There is a herd of about 17 wild horses out at the end of the road that runs past our house and past the land fill to the north point of the island. There, either in Summer Bay or Morris Cove, you can see the horses. They have roamed the area about 11 years now. How did they come to be there?

A children's book by a local author recounts the story that there was a black horse who lived out there alone for a few years. One of the local people did not take care of his grey horse, and the rumor was that when he returned from a long trip he was just going to shoot her. A young boy, hearing the story, took pity on the grey horse, befriended it, and cut it free. He then rode the horse out to Summer Bay and left it to join the black horse, which it did. The herd now has increased in size, mostly because other farm animals have been abandoned to the herd. (The black horse has died, but the grey one still lives there.) In spite of the harrowing winter conditions, the horses make it through the long, dark winters. In 2008 the stallions were gelded by volunteers and a visiting Veterinarian, as they do damage to the fragile tundra ecosystem, which is the property of Ounalashka Corporation and is also an Alaska Maritime Refuge. There has been talk of culling the herd, but many foiks strenuously object. It is popular for local folks to talk about how many horses they have seen when taking this drive. On this day our picture show the 8 that were present.

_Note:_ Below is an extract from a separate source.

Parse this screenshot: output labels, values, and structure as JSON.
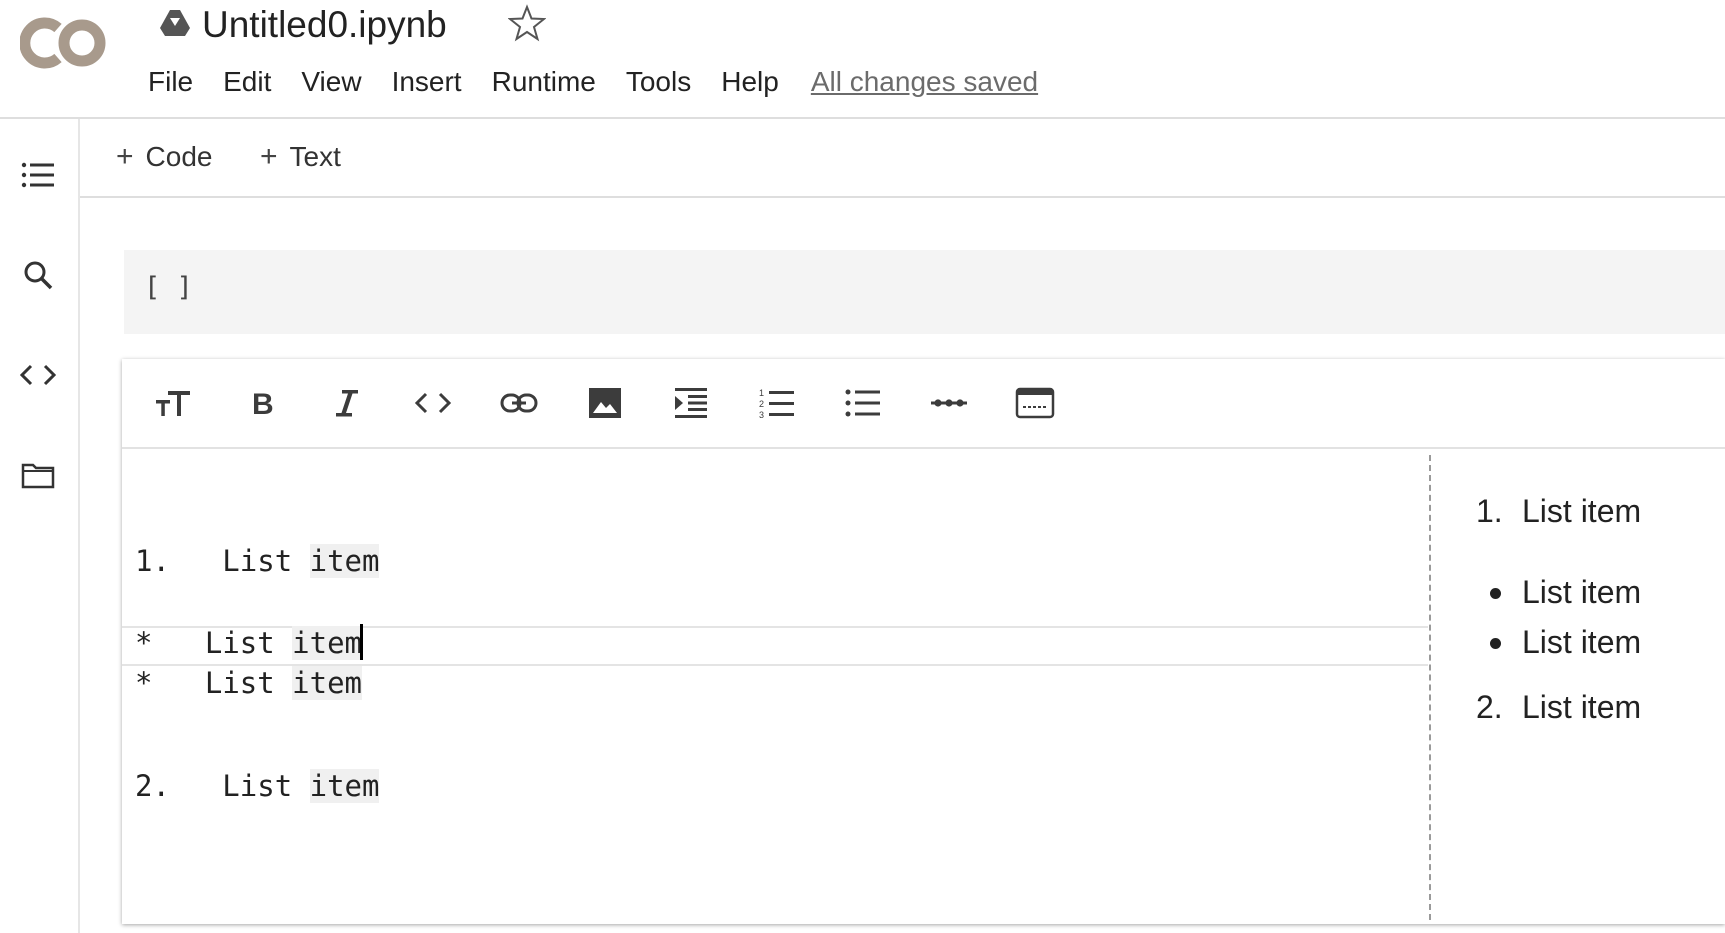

The red fox is somewhat illusive. Apparently at one time there were Arctic Foxes wild on the island, but they became extinct in this location. Red foxes were introduced in 1922 to farm for fur, and they escaped or were released into the wild in sufficient numbers to survive on their own. They are occasionally seen crossing a road (as in this picture), and one boldly came onto the front lawn of George's fishing partner and stole one of his felt fishing boot liners!

So come to look at the wildflowers or the birds, or come to fish, but don't plan on a hunting expedition to Unalaska!

No comments:

Post a Comment